the care with which all allusion to the more obvious use of the block and axe was omitted.
The appeal, however, of the Minister of Justice obliged the Legislative Assembly to solve the question, and they referred it to a committee, who themselves consulted M. Louis, the Secretary of the Academy of Surgery, and, on the 20th of March, Carlier (of the same name as theof 1684, who preceded the Sanson family in the office), brought up the report of the Committee, and on the same day the Assembly decreed—
"That the mode of execution proposed by M. Louis, the Secretary of the Academy of Surgeons (which proposal is annexed to the present decree), shall be adopted throughout the kingdom."
The following is M. Louis's report, which, notwithstanding its length, we think worth reproducing—it is in truth the main feature in the history of the guillotine, and its conclusions are still the existing Law of France on the subject:—
"Report on the Mode of Decollation.

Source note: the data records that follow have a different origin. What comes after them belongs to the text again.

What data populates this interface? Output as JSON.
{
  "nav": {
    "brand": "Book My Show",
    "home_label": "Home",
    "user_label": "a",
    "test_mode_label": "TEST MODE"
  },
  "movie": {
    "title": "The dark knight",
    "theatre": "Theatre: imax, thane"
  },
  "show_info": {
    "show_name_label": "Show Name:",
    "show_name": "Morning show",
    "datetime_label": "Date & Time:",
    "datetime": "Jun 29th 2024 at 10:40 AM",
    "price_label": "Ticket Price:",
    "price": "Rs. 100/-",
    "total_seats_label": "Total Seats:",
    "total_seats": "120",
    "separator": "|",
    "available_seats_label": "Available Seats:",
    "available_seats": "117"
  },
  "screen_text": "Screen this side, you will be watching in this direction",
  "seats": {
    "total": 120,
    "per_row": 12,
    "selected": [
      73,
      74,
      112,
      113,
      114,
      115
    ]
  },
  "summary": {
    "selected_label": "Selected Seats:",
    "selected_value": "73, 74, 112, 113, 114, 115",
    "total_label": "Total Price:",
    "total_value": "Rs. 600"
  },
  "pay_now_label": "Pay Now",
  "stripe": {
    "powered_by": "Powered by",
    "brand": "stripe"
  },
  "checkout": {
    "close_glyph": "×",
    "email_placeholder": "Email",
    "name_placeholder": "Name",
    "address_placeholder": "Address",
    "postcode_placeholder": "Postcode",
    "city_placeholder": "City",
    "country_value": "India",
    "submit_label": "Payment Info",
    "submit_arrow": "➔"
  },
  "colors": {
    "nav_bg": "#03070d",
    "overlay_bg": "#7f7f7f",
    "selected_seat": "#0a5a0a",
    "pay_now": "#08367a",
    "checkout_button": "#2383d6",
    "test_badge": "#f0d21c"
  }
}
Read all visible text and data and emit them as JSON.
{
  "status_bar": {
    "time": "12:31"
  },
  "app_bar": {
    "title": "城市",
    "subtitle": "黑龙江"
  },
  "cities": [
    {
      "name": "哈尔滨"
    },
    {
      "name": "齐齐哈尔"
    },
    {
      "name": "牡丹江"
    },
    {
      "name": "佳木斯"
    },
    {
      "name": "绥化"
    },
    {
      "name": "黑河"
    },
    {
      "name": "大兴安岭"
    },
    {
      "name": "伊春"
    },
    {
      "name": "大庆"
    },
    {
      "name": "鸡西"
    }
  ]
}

"The Committee of Legislation having done me the honour to consult me on two letters addressed to the National Assembly concerning the execution of the 3rd Art. of the 1st Title of the Penal Code, which directs that every criminal capitally convicted shall be decapitated (aura la tête tranchée); by these letters the Minister of Justice and the Directory of the Department of Paris, in consequence of representations made to them, are of opinion that it is instantly necessary to determine the precise mode of